## What you need to do
Leave the pictures out. Return all other data exactly.

## Data listing
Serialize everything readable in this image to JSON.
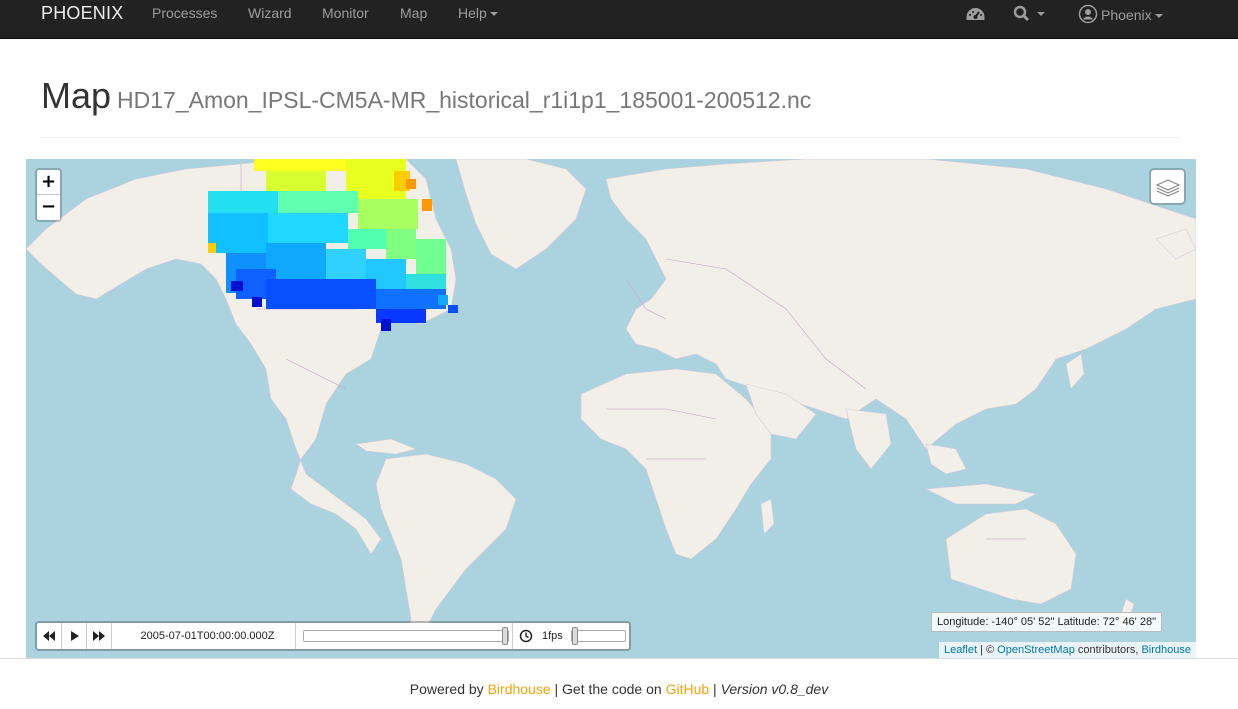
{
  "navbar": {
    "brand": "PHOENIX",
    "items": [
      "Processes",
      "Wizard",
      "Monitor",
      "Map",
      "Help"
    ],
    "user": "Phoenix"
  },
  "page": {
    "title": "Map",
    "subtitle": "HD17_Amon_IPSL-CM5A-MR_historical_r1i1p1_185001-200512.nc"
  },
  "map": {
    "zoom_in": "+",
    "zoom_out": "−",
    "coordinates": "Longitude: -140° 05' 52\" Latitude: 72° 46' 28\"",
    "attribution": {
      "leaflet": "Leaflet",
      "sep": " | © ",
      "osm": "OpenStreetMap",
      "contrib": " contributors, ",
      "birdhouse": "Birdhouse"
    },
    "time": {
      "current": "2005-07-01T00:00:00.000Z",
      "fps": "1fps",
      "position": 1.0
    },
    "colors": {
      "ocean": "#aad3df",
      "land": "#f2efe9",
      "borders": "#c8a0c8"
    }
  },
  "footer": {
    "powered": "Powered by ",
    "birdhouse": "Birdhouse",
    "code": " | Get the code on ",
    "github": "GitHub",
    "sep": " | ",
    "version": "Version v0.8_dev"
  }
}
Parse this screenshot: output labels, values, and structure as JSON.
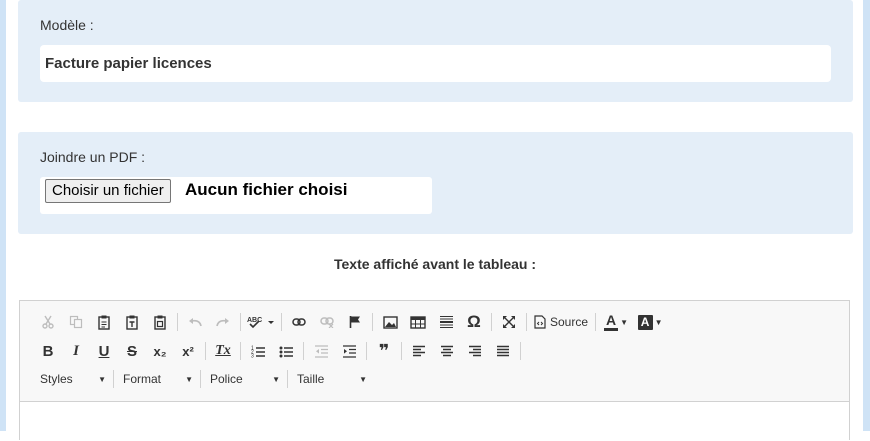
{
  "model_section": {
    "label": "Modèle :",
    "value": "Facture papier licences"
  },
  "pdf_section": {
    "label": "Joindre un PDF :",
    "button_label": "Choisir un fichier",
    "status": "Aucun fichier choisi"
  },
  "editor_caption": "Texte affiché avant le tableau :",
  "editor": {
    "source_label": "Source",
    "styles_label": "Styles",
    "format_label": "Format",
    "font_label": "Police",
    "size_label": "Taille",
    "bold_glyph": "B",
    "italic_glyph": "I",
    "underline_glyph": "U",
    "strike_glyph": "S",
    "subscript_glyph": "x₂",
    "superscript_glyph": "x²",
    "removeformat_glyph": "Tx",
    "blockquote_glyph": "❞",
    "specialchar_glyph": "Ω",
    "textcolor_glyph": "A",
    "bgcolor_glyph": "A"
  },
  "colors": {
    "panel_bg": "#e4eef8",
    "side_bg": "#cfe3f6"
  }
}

## Output
Serialize everything readable in this image to JSON.
{
  "navbar": {
    "brand": "PHOENIX",
    "items": [
      "Processes",
      "Wizard",
      "Monitor",
      "Map",
      "Help"
    ],
    "user": "Phoenix"
  },
  "page": {
    "title": "Map",
    "subtitle": "HD17_Amon_IPSL-CM5A-MR_historical_r1i1p1_185001-200512.nc"
  },
  "map": {
    "zoom_in": "+",
    "zoom_out": "−",
    "coordinates": "Longitude: -140° 05' 52\" Latitude: 72° 46' 28\"",
    "attribution": {
      "leaflet": "Leaflet",
      "sep": " | © ",
      "osm": "OpenStreetMap",
      "contrib": " contributors, ",
      "birdhouse": "Birdhouse"
    },
    "time": {
      "current": "2005-07-01T00:00:00.000Z",
      "fps": "1fps",
      "position": 1.0
    },
    "colors": {
      "ocean": "#aad3df",
      "land": "#f2efe9",
      "borders": "#c8a0c8"
    }
  },
  "footer": {
    "powered": "Powered by ",
    "birdhouse": "Birdhouse",
    "code": " | Get the code on ",
    "github": "GitHub",
    "sep": " | ",
    "version": "Version v0.8_dev"
  }
}
Parse this screenshot: output labels, values, and structure as JSON.
{
  "model_section": {
    "label": "Modèle :",
    "value": "Facture papier licences"
  },
  "pdf_section": {
    "label": "Joindre un PDF :",
    "button_label": "Choisir un fichier",
    "status": "Aucun fichier choisi"
  },
  "editor_caption": "Texte affiché avant le tableau :",
  "editor": {
    "source_label": "Source",
    "styles_label": "Styles",
    "format_label": "Format",
    "font_label": "Police",
    "size_label": "Taille",
    "bold_glyph": "B",
    "italic_glyph": "I",
    "underline_glyph": "U",
    "strike_glyph": "S",
    "subscript_glyph": "x₂",
    "superscript_glyph": "x²",
    "removeformat_glyph": "Tx",
    "blockquote_glyph": "❞",
    "specialchar_glyph": "Ω",
    "textcolor_glyph": "A",
    "bgcolor_glyph": "A"
  },
  "colors": {
    "panel_bg": "#e4eef8",
    "side_bg": "#cfe3f6"
  }
}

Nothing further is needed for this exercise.